Building a healthier relationship with food starts in the mind. How do you perceive food? Do you label foods as good or bad? I think we are all guilty of doing this at one stage or another!
A good indicator of whether someone has a healthy relationship with food is the thoughts they have about food. A lot of these thoughts will be subconscious and often you won't even realise you're making them.
Below are a few example of negative food thoughts - do you have any of them? If so, maybe it's time to re-assess why you have these thoughts and see what you can do to change them.
1) 'I can't eat that'
Can't or don't want to? There's a big difference. Of course you can eat that ... you pick it up, put it in your mouth and swallow it. Restricting foods completely out of the diet is not a healthy or sustainable way to live. Telling yourself you 'can't' eat something will just make you want to eat it more... we always want what we can't have! Next time you catch yourself thinking this, remind yourself that everything is fine in moderation... if you really fancy that cold ice-cream on a scorching hot summers day then let yourself have one. As long as it's not every single day it won't have a huge effect on your overall health and fitness.
2) 'It's fat-free which means it's healthy'
It is becoming more and more well-known that fat-free foods are necessarily 'good' for you. Just because something is fat-free doesn't mean that it isn't full of sugars or artificial sweeteners or low in calories. Take a bit of extra time to read the food label properly so you understand what is really in the food you are eating. Sometimes the full-fat option will be healthier than the low-fat or fat-free options so be wary of clever marketing buzzwords!
3) 'I deserve this'
We are not dogs - we do not need to be rewarded with food! Yes, sometimes it's nice to treat ourselves to a special meal for a particular occasion or event, but what I'm talking about here are those times you think you 'deserve' a chocolate bar because you went on a run this morning. Having a reward system centred around food can be a trigger for bad habits such as binge-eating or emotional-eating. Instead, find other ways to reward yourself such as relaxing or treating yourself to a massage or beauty treatment.
4) 'It's a special occasion so I'm allowed it'
Following on from the point above, thoughts like this tend to mean you think of food as good or bad or as a reward. A special occasion doesn't mean you are 'allowed' certain foods because you are never NOT allowed them!
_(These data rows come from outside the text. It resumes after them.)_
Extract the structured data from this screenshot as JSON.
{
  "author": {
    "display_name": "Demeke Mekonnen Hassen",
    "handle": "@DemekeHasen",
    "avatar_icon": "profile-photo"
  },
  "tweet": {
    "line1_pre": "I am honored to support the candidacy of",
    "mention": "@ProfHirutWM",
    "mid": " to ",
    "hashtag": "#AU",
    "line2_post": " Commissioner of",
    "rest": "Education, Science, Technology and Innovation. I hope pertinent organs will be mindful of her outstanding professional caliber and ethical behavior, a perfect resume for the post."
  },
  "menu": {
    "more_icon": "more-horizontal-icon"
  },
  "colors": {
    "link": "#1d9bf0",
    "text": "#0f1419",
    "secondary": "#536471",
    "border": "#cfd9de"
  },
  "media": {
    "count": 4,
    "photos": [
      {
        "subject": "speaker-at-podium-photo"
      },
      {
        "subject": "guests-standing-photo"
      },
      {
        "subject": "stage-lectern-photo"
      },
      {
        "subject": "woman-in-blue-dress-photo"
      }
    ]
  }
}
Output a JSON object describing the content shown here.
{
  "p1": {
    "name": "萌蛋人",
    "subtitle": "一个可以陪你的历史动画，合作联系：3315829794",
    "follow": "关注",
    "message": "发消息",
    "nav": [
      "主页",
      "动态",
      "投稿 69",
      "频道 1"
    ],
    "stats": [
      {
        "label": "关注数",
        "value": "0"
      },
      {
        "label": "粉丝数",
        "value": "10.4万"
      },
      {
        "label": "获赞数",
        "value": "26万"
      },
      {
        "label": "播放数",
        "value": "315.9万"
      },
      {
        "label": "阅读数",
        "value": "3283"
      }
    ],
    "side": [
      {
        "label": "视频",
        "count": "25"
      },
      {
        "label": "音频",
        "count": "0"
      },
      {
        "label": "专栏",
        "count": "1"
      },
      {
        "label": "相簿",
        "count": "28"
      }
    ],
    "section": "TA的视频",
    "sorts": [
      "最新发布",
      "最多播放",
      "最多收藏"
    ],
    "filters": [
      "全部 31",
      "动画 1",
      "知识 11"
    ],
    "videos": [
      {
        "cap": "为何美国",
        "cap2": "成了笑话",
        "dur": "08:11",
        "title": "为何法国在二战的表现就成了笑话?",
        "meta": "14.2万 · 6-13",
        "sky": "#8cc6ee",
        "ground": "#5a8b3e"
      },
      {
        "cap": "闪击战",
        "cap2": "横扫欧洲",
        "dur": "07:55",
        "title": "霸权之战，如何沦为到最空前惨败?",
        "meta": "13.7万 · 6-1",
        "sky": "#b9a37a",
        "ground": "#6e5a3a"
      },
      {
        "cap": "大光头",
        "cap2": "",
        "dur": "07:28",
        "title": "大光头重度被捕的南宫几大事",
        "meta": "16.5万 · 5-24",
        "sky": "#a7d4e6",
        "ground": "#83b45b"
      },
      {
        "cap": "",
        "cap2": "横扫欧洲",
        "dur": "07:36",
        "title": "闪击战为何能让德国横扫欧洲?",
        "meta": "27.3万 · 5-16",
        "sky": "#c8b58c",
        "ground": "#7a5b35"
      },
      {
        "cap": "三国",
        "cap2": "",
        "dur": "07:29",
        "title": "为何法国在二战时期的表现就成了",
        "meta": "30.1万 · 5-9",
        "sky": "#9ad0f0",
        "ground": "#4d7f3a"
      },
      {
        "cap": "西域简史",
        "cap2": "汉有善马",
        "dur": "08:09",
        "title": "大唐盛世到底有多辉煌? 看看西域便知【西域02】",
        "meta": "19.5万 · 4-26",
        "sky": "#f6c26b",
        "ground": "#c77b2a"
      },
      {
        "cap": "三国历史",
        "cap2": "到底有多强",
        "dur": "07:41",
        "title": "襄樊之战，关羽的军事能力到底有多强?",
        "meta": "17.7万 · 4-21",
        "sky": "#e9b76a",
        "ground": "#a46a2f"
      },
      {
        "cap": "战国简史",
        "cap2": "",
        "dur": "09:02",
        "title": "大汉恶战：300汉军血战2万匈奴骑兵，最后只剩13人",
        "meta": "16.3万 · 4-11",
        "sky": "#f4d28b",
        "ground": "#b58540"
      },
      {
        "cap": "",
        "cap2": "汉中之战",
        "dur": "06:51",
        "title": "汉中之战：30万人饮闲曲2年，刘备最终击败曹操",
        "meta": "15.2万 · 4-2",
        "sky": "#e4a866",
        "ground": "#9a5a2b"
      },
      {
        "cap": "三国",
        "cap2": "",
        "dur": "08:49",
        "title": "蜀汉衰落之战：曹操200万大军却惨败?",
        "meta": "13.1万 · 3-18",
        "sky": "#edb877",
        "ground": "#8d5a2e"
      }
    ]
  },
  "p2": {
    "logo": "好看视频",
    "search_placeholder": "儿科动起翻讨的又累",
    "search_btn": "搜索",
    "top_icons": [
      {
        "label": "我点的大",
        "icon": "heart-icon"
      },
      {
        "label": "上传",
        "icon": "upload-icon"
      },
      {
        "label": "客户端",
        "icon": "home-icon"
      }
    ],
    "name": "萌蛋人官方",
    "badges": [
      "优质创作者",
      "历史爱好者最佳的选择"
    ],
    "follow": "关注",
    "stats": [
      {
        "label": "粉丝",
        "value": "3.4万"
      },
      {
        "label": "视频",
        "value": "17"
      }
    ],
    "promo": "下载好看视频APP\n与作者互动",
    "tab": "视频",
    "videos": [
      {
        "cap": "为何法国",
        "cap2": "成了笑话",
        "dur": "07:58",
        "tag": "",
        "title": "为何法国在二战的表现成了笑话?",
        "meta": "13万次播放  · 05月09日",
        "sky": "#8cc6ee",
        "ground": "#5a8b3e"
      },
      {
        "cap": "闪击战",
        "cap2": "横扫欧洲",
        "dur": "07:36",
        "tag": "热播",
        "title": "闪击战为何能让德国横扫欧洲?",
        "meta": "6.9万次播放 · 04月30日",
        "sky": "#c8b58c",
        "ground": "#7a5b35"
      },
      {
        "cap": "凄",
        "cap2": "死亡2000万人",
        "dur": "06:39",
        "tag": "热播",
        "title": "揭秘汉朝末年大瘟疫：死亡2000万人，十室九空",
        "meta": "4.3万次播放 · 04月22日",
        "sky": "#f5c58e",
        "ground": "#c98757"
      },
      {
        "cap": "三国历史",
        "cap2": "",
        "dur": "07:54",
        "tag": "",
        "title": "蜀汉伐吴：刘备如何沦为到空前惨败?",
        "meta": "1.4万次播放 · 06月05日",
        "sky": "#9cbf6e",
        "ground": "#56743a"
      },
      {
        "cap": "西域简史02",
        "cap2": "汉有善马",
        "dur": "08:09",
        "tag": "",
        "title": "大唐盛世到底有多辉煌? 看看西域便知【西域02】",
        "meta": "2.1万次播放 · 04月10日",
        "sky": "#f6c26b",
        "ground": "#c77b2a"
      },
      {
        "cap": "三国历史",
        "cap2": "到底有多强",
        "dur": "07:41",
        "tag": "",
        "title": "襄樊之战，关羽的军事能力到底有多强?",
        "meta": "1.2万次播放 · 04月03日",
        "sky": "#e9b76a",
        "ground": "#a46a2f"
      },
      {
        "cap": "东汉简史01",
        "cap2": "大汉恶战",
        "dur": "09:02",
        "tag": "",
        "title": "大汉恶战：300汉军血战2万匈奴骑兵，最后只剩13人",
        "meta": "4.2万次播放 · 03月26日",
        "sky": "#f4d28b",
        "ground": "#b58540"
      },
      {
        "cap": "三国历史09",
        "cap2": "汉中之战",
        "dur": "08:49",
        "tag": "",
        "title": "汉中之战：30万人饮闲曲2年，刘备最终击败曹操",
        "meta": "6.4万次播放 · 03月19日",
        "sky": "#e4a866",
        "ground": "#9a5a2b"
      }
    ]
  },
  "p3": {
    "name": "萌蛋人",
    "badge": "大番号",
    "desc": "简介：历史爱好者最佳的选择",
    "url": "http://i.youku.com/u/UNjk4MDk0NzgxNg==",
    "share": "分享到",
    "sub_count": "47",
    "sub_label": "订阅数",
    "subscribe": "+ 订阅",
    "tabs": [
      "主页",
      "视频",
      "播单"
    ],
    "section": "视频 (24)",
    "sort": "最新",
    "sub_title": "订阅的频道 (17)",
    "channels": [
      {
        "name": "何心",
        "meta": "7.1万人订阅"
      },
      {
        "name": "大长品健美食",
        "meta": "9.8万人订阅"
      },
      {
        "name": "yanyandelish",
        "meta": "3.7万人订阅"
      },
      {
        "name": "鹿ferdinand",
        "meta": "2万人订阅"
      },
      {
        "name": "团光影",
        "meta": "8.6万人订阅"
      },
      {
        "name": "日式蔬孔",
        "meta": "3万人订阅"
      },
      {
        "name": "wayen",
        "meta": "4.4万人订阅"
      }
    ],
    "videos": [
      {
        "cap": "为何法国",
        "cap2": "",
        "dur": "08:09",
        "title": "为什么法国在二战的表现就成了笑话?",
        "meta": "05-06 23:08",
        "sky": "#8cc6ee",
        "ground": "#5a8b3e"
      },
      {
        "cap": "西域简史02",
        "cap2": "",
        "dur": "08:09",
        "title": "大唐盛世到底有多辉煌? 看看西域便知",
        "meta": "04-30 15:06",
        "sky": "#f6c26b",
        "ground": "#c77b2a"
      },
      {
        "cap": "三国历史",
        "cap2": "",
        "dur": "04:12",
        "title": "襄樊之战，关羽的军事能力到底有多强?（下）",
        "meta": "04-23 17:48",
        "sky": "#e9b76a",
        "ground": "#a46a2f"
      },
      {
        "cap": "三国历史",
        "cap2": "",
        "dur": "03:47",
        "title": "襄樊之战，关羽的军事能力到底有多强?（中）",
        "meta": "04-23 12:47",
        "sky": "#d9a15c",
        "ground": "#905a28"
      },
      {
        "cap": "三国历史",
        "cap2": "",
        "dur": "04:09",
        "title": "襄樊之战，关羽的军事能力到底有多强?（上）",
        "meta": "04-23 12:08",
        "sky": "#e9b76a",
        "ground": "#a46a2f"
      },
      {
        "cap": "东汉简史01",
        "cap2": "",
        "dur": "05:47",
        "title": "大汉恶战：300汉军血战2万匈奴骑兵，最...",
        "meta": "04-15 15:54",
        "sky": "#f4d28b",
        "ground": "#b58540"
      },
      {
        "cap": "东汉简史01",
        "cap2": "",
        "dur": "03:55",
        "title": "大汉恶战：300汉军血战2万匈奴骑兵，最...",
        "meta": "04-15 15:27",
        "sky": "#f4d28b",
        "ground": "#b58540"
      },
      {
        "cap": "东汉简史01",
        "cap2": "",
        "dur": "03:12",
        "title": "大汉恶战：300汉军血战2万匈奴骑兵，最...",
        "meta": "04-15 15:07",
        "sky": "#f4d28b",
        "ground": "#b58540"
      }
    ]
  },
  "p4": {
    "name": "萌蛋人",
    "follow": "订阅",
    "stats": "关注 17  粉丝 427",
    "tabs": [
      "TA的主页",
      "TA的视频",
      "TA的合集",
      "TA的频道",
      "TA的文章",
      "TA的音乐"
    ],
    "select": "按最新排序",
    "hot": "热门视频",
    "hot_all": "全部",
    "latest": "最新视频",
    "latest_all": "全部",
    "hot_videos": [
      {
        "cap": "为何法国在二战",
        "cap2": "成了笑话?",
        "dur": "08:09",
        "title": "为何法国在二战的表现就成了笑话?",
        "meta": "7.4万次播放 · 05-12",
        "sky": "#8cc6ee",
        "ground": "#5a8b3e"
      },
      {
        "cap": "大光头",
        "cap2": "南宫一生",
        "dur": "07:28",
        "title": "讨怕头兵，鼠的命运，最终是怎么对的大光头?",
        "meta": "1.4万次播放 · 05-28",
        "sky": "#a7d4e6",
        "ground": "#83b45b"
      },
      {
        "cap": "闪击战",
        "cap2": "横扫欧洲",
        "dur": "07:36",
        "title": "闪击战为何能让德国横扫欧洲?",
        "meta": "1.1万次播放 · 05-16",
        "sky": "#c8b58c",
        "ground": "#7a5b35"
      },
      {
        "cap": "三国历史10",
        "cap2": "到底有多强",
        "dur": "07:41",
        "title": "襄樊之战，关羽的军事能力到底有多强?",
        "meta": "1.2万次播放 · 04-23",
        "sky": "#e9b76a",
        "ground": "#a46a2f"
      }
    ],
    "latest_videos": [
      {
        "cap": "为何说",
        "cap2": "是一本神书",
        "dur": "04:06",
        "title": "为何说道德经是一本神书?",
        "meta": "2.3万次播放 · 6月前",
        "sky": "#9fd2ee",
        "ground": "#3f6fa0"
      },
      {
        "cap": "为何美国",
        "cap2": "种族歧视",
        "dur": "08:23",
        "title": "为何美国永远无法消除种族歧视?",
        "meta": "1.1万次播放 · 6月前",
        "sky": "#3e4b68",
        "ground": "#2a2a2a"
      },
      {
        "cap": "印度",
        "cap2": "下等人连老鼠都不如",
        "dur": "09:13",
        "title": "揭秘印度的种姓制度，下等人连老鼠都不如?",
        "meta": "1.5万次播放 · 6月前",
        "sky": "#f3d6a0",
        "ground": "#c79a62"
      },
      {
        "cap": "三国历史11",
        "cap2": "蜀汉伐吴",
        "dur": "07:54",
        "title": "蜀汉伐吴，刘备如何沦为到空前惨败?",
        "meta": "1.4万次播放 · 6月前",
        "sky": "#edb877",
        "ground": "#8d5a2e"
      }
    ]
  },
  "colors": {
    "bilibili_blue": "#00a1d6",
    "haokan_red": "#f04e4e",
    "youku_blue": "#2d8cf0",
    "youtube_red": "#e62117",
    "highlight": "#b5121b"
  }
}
Certain food may be healthier and more nutrient dense than others and therefore should be consumed more regularly but it doesn't mean you aren't ever allowed to eat the less healthy foods except on special occasions. This style of thinking will just make you want to eat those 'banned' foods even more! Don't restrict any foods out of your diet - just eat the less nutritious ones slightly less :)
If any of these 4 thoughts are ones you notice yourself thinking regularly then perhaps it's time to re-assess how you think about food. Food is something to be enjoyed as well as to fuel our bodies so we have to have a healthy mindset!